Traveling musicians may have more to fear these days than leaving their Strad in a taxi or catching the flu in poorly ventilated airplanes.
A soprano who regularly sings with the New York City Opera Alison Trainer was working in Phoenix around Thanksgiving when she found herself chewed up by hundreds of bedbugs in her Hilton hotel room.
Most of us have never come across this vermin except when our mom would murmur "Sleep tight, don't let the bedbugs bite" as we drifted off to sleep, but cimex lectularius were commonplace in the "olden days" before hygiene and DDT. And these small, brown, sort of flattened creatures, that look a little like ticks, are making a come-back, most likely because we've all become world travelers and they too travel quite well.
Bed bugs nap during the day, hiding in little crevices, usually waiting for their hosts to return. Once things are good and quiet, the bugs creep out, stick a little funnel-like tube in and suck away. Contrary to what one might imagine, the bugs are not a result of squalor. Cleanliness has nothing to do with an infestation so much as good hiding places and plenty of warm bodies. In fact, pristine hotels are often prime dwellings.
OK, just typing this gives me the heebie-jeebies. It's a subject for a horror movie, and I don't blame Alison Trainer one bit for her fear of ever bedding down again OR for taking the Hilton to task to the tune of six million bucks.
The only thing I'd like to know is why she didn't say anything for a whole week. Not to be overly graphic, but itchy bites and blood on the sheets should probably be a clue that you'd need to switch rooms.
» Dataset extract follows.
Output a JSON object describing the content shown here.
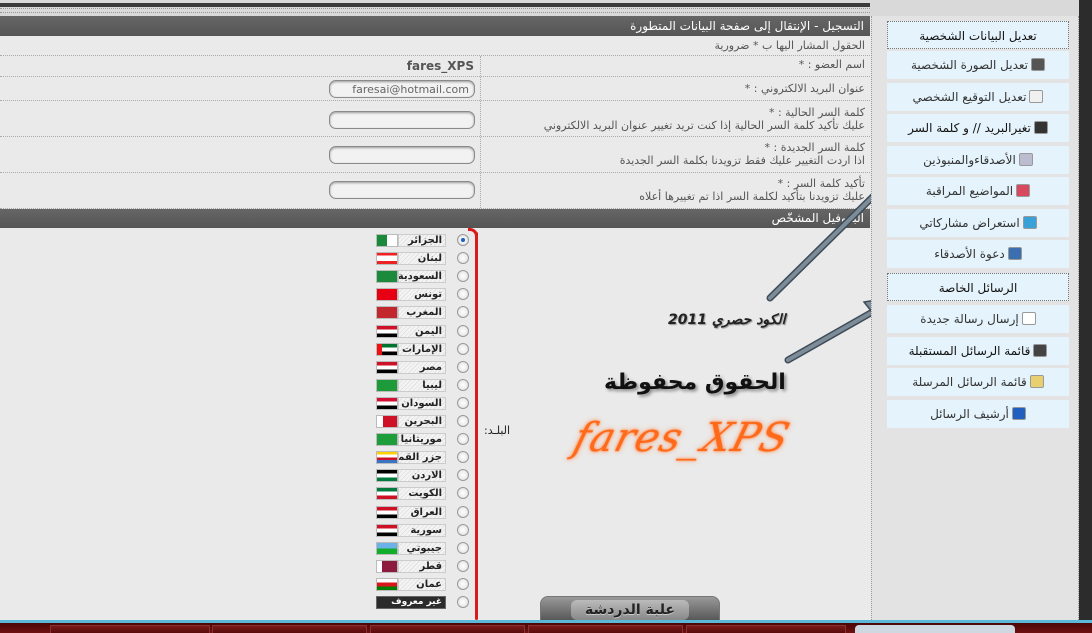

Well, one thing is for sure: gigs or no gigs this year, this soprano has gotten her fifteen minutes of fame. And, if she wins her case, she can probably be a bit choosy about where she stays next time.